*** Supplied entries Section Begins ***
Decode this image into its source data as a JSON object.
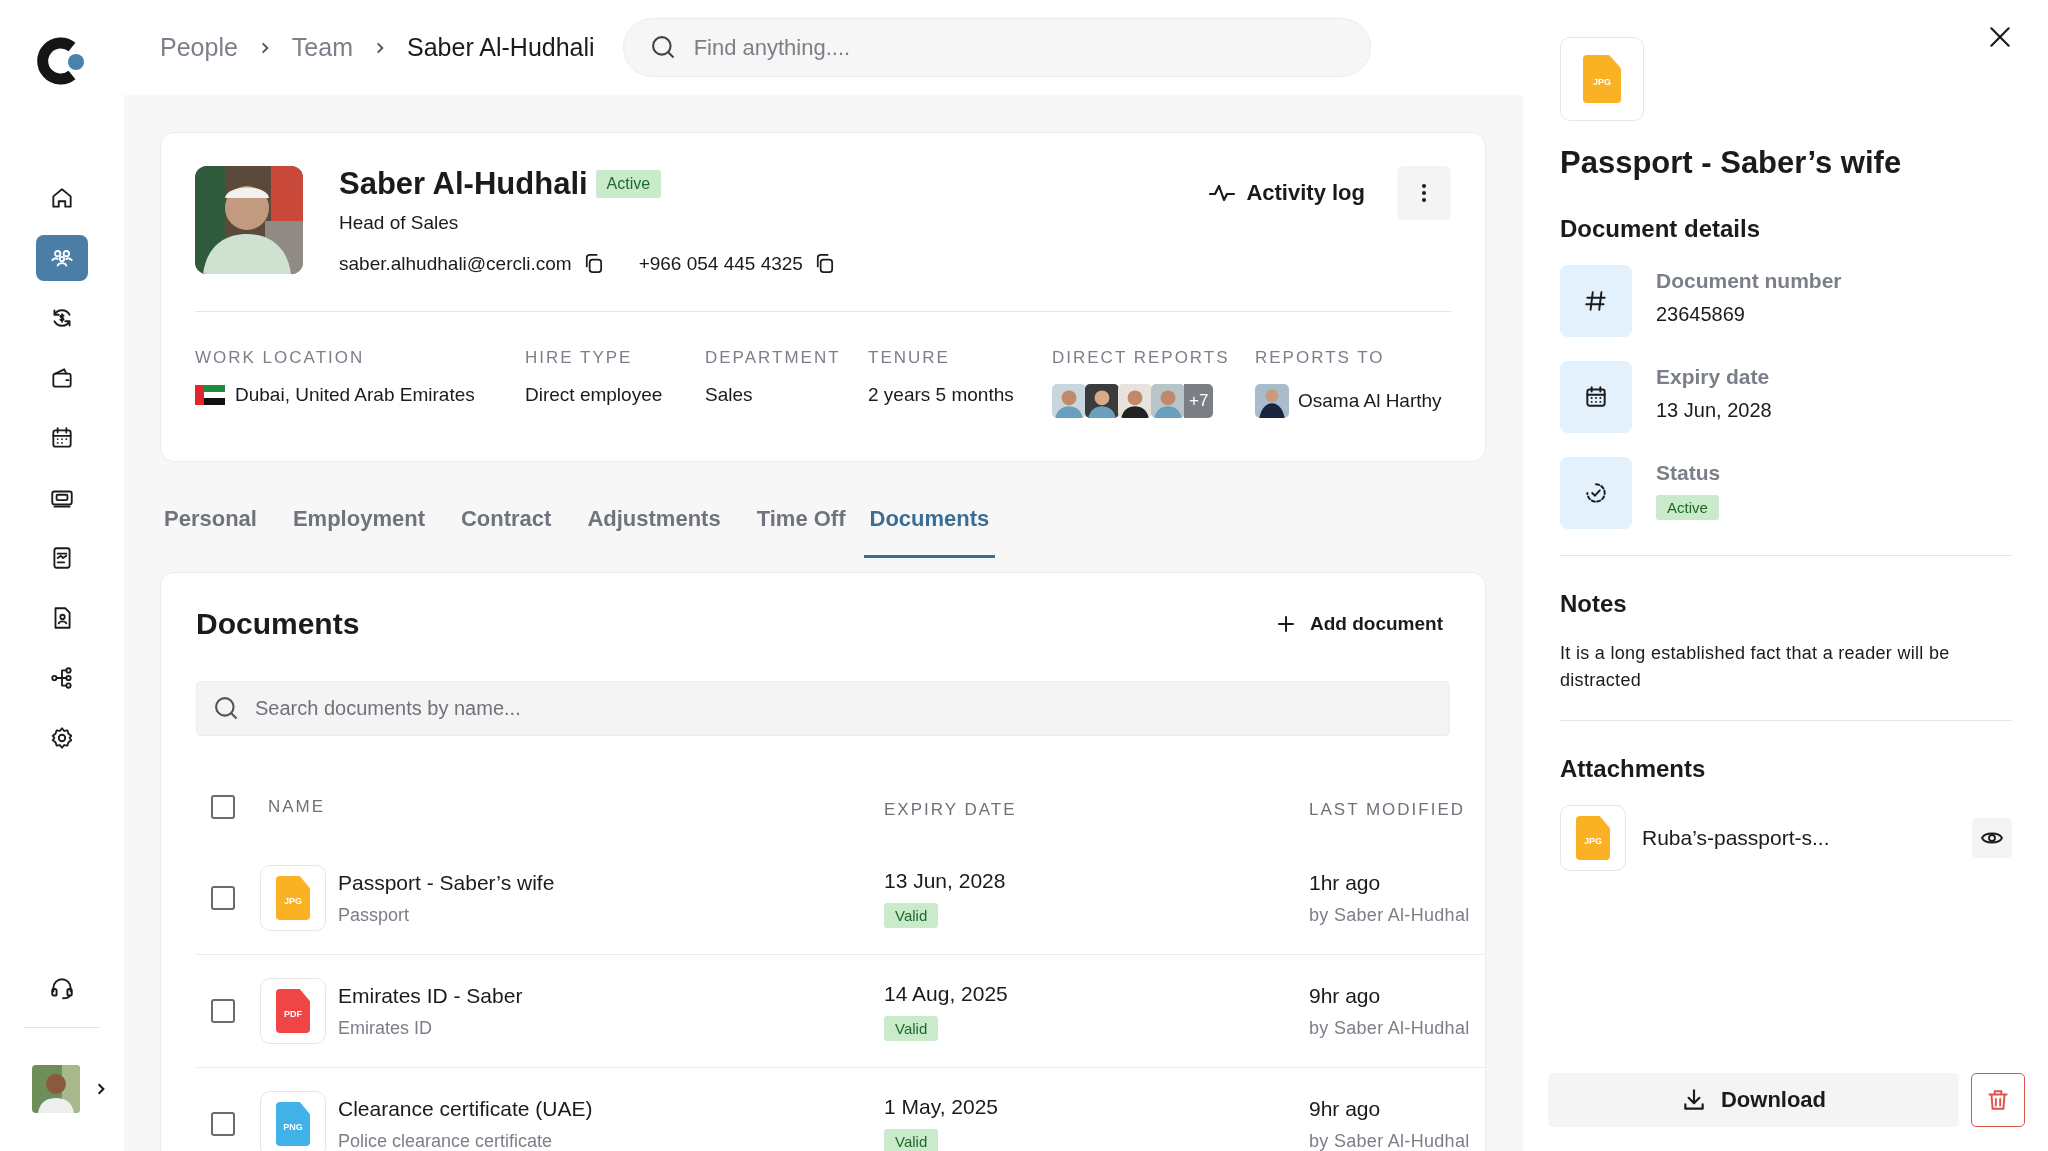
{
  "sidebar": {
    "items": [
      {
        "selected": false
      },
      {
        "selected": true
      },
      {
        "selected": false
      },
      {
        "selected": false
      },
      {
        "selected": false
      },
      {
        "selected": false
      },
      {
        "selected": false
      },
      {
        "selected": false
      },
      {
        "selected": false
      },
      {
        "selected": false
      }
    ]
  },
  "breadcrumb": [
    "People",
    "Team",
    "Saber Al-Hudhali"
  ],
  "search": {
    "placeholder": "Find anything...."
  },
  "profile": {
    "name": "Saber Al-Hudhali",
    "status": "Active",
    "title": "Head of Sales",
    "email": "saber.alhudhali@cercli.com",
    "phone": "+966 054 445 4325",
    "activity": "Activity log",
    "details": [
      {
        "label": "WORK LOCATION",
        "value": "Dubai, United Arab Emirates",
        "kind": "flag"
      },
      {
        "label": "HIRE TYPE",
        "value": "Direct employee",
        "kind": "text"
      },
      {
        "label": "DEPARTMENT",
        "value": "Sales",
        "kind": "text"
      },
      {
        "label": "TENURE",
        "value": "2 years 5 months",
        "kind": "text"
      },
      {
        "label": "DIRECT REPORTS",
        "value": "+7",
        "kind": "avatars"
      },
      {
        "label": "REPORTS TO",
        "value": "Osama Al Harthy",
        "kind": "person"
      }
    ]
  },
  "tabs": [
    {
      "label": "Personal",
      "selected": false
    },
    {
      "label": "Employment",
      "selected": false
    },
    {
      "label": "Contract",
      "selected": false
    },
    {
      "label": "Adjustments",
      "selected": false
    },
    {
      "label": "Time Off",
      "selected": false
    },
    {
      "label": "Documents",
      "selected": true
    }
  ],
  "documents": {
    "title": "Documents",
    "add": "Add document",
    "search": {
      "placeholder": "Search documents by name..."
    },
    "all_checked": false,
    "columns": [
      "NAME",
      "EXPIRY DATE",
      "LAST MODIFIED"
    ],
    "rows": [
      {
        "checked": false,
        "file_type": "JPG",
        "color": "#fbb124",
        "name": "Passport - Saber’s wife",
        "type": "Passport",
        "expiry": "13 Jun, 2028",
        "status": "Valid",
        "modified": "1hr ago",
        "by": "by Saber Al-Hudhal"
      },
      {
        "checked": false,
        "file_type": "PDF",
        "color": "#f04545",
        "name": "Emirates ID - Saber",
        "type": "Emirates ID",
        "expiry": "14 Aug, 2025",
        "status": "Valid",
        "modified": "9hr ago",
        "by": "by Saber Al-Hudhal"
      },
      {
        "checked": false,
        "file_type": "PNG",
        "color": "#40b2e8",
        "name": "Clearance certificate (UAE)",
        "type": "Police clearance certificate",
        "expiry": "1 May, 2025",
        "status": "Valid",
        "modified": "9hr ago",
        "by": "by Saber Al-Hudhal"
      }
    ]
  },
  "panel": {
    "file_type": "JPG",
    "color": "#fbb124",
    "title": "Passport - Saber’s wife",
    "details_title": "Document details",
    "details": [
      {
        "kind": "number",
        "label": "Document number",
        "value": "23645869"
      },
      {
        "kind": "date",
        "label": "Expiry date",
        "value": "13 Jun, 2028"
      },
      {
        "kind": "status",
        "label": "Status",
        "value": "Active"
      }
    ],
    "notes_title": "Notes",
    "notes": "It is a long established fact that a reader will be distracted",
    "attachments_title": "Attachments",
    "attachments": [
      {
        "file_type": "JPG",
        "color": "#fbb124",
        "name": "Ruba’s-passport-s..."
      }
    ],
    "download": "Download"
  }
}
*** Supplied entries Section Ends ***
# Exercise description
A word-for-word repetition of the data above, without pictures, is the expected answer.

# Solution to this exercise
Decode this image into its source data as a JSON object.
{
  "sidebar": {
    "items": [
      {
        "selected": false
      },
      {
        "selected": true
      },
      {
        "selected": false
      },
      {
        "selected": false
      },
      {
        "selected": false
      },
      {
        "selected": false
      },
      {
        "selected": false
      },
      {
        "selected": false
      },
      {
        "selected": false
      },
      {
        "selected": false
      }
    ]
  },
  "breadcrumb": [
    "People",
    "Team",
    "Saber Al-Hudhali"
  ],
  "search": {
    "placeholder": "Find anything...."
  },
  "profile": {
    "name": "Saber Al-Hudhali",
    "status": "Active",
    "title": "Head of Sales",
    "email": "saber.alhudhali@cercli.com",
    "phone": "+966 054 445 4325",
    "activity": "Activity log",
    "details": [
      {
        "label": "WORK LOCATION",
        "value": "Dubai, United Arab Emirates",
        "kind": "flag"
      },
      {
        "label": "HIRE TYPE",
        "value": "Direct employee",
        "kind": "text"
      },
      {
        "label": "DEPARTMENT",
        "value": "Sales",
        "kind": "text"
      },
      {
        "label": "TENURE",
        "value": "2 years 5 months",
        "kind": "text"
      },
      {
        "label": "DIRECT REPORTS",
        "value": "+7",
        "kind": "avatars"
      },
      {
        "label": "REPORTS TO",
        "value": "Osama Al Harthy",
        "kind": "person"
      }
    ]
  },
  "tabs": [
    {
      "label": "Personal",
      "selected": false
    },
    {
      "label": "Employment",
      "selected": false
    },
    {
      "label": "Contract",
      "selected": false
    },
    {
      "label": "Adjustments",
      "selected": false
    },
    {
      "label": "Time Off",
      "selected": false
    },
    {
      "label": "Documents",
      "selected": true
    }
  ],
  "documents": {
    "title": "Documents",
    "add": "Add document",
    "search": {
      "placeholder": "Search documents by name..."
    },
    "all_checked": false,
    "columns": [
      "NAME",
      "EXPIRY DATE",
      "LAST MODIFIED"
    ],
    "rows": [
      {
        "checked": false,
        "file_type": "JPG",
        "color": "#fbb124",
        "name": "Passport - Saber’s wife",
        "type": "Passport",
        "expiry": "13 Jun, 2028",
        "status": "Valid",
        "modified": "1hr ago",
        "by": "by Saber Al-Hudhal"
      },
      {
        "checked": false,
        "file_type": "PDF",
        "color": "#f04545",
        "name": "Emirates ID - Saber",
        "type": "Emirates ID",
        "expiry": "14 Aug, 2025",
        "status": "Valid",
        "modified": "9hr ago",
        "by": "by Saber Al-Hudhal"
      },
      {
        "checked": false,
        "file_type": "PNG",
        "color": "#40b2e8",
        "name": "Clearance certificate (UAE)",
        "type": "Police clearance certificate",
        "expiry": "1 May, 2025",
        "status": "Valid",
        "modified": "9hr ago",
        "by": "by Saber Al-Hudhal"
      }
    ]
  },
  "panel": {
    "file_type": "JPG",
    "color": "#fbb124",
    "title": "Passport - Saber’s wife",
    "details_title": "Document details",
    "details": [
      {
        "kind": "number",
        "label": "Document number",
        "value": "23645869"
      },
      {
        "kind": "date",
        "label": "Expiry date",
        "value": "13 Jun, 2028"
      },
      {
        "kind": "status",
        "label": "Status",
        "value": "Active"
      }
    ],
    "notes_title": "Notes",
    "notes": "It is a long established fact that a reader will be distracted",
    "attachments_title": "Attachments",
    "attachments": [
      {
        "file_type": "JPG",
        "color": "#fbb124",
        "name": "Ruba’s-passport-s..."
      }
    ],
    "download": "Download"
  }
}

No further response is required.